### EXERCISE AIM
Word for word, restate the data that follows, omitting the images.

### DATA RECORDS
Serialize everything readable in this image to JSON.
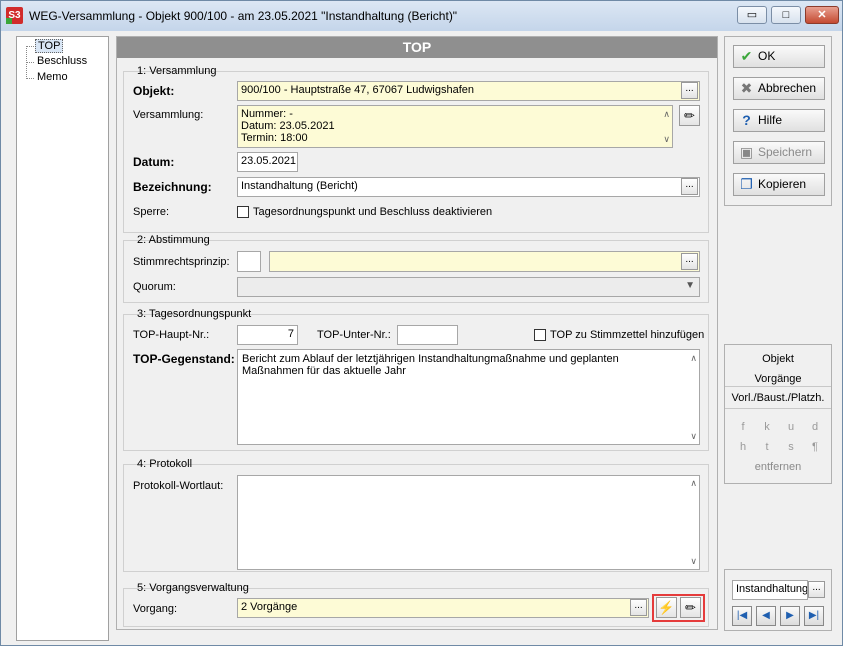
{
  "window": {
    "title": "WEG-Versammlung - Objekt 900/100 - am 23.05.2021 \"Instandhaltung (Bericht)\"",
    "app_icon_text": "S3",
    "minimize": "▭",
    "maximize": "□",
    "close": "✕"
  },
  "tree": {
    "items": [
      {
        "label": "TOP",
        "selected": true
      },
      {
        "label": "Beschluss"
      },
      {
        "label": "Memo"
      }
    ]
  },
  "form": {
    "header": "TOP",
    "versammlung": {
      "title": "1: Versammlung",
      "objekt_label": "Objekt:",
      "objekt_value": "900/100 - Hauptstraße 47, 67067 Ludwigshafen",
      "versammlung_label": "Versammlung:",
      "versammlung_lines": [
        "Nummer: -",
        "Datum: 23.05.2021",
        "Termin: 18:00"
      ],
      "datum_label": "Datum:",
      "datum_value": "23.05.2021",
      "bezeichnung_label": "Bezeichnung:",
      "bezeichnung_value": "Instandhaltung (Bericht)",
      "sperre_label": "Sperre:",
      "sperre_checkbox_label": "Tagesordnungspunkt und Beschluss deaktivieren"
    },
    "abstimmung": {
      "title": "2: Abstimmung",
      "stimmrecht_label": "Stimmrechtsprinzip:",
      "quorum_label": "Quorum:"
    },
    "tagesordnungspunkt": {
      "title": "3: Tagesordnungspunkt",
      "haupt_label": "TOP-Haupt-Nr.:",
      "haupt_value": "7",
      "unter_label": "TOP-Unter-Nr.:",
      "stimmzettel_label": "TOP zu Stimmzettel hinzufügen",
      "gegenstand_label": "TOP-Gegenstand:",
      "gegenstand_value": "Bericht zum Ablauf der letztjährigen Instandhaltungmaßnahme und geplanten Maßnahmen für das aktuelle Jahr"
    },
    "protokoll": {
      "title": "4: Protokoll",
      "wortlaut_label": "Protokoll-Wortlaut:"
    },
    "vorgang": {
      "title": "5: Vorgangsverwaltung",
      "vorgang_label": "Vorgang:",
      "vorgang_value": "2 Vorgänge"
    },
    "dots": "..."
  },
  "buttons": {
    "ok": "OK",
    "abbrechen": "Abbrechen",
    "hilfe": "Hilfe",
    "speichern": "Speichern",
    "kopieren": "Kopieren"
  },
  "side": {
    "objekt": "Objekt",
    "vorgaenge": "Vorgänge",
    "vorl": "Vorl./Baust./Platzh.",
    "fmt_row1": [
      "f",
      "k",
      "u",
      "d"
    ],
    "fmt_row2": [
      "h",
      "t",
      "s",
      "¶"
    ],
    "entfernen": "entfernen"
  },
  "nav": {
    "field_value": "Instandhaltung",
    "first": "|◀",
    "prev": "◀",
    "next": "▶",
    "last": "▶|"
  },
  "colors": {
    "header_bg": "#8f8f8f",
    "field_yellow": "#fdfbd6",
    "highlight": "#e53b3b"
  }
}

### SOLUTION TO THIS PROBLEM
Serialize everything readable in this image to JSON.
{
  "window": {
    "title": "WEG-Versammlung - Objekt 900/100 - am 23.05.2021 \"Instandhaltung (Bericht)\"",
    "app_icon_text": "S3",
    "minimize": "▭",
    "maximize": "□",
    "close": "✕"
  },
  "tree": {
    "items": [
      {
        "label": "TOP",
        "selected": true
      },
      {
        "label": "Beschluss"
      },
      {
        "label": "Memo"
      }
    ]
  },
  "form": {
    "header": "TOP",
    "versammlung": {
      "title": "1: Versammlung",
      "objekt_label": "Objekt:",
      "objekt_value": "900/100 - Hauptstraße 47, 67067 Ludwigshafen",
      "versammlung_label": "Versammlung:",
      "versammlung_lines": [
        "Nummer: -",
        "Datum: 23.05.2021",
        "Termin: 18:00"
      ],
      "datum_label": "Datum:",
      "datum_value": "23.05.2021",
      "bezeichnung_label": "Bezeichnung:",
      "bezeichnung_value": "Instandhaltung (Bericht)",
      "sperre_label": "Sperre:",
      "sperre_checkbox_label": "Tagesordnungspunkt und Beschluss deaktivieren"
    },
    "abstimmung": {
      "title": "2: Abstimmung",
      "stimmrecht_label": "Stimmrechtsprinzip:",
      "quorum_label": "Quorum:"
    },
    "tagesordnungspunkt": {
      "title": "3: Tagesordnungspunkt",
      "haupt_label": "TOP-Haupt-Nr.:",
      "haupt_value": "7",
      "unter_label": "TOP-Unter-Nr.:",
      "stimmzettel_label": "TOP zu Stimmzettel hinzufügen",
      "gegenstand_label": "TOP-Gegenstand:",
      "gegenstand_value": "Bericht zum Ablauf der letztjährigen Instandhaltungmaßnahme und geplanten Maßnahmen für das aktuelle Jahr"
    },
    "protokoll": {
      "title": "4: Protokoll",
      "wortlaut_label": "Protokoll-Wortlaut:"
    },
    "vorgang": {
      "title": "5: Vorgangsverwaltung",
      "vorgang_label": "Vorgang:",
      "vorgang_value": "2 Vorgänge"
    },
    "dots": "..."
  },
  "buttons": {
    "ok": "OK",
    "abbrechen": "Abbrechen",
    "hilfe": "Hilfe",
    "speichern": "Speichern",
    "kopieren": "Kopieren"
  },
  "side": {
    "objekt": "Objekt",
    "vorgaenge": "Vorgänge",
    "vorl": "Vorl./Baust./Platzh.",
    "fmt_row1": [
      "f",
      "k",
      "u",
      "d"
    ],
    "fmt_row2": [
      "h",
      "t",
      "s",
      "¶"
    ],
    "entfernen": "entfernen"
  },
  "nav": {
    "field_value": "Instandhaltung",
    "first": "|◀",
    "prev": "◀",
    "next": "▶",
    "last": "▶|"
  },
  "colors": {
    "header_bg": "#8f8f8f",
    "field_yellow": "#fdfbd6",
    "highlight": "#e53b3b"
  }
}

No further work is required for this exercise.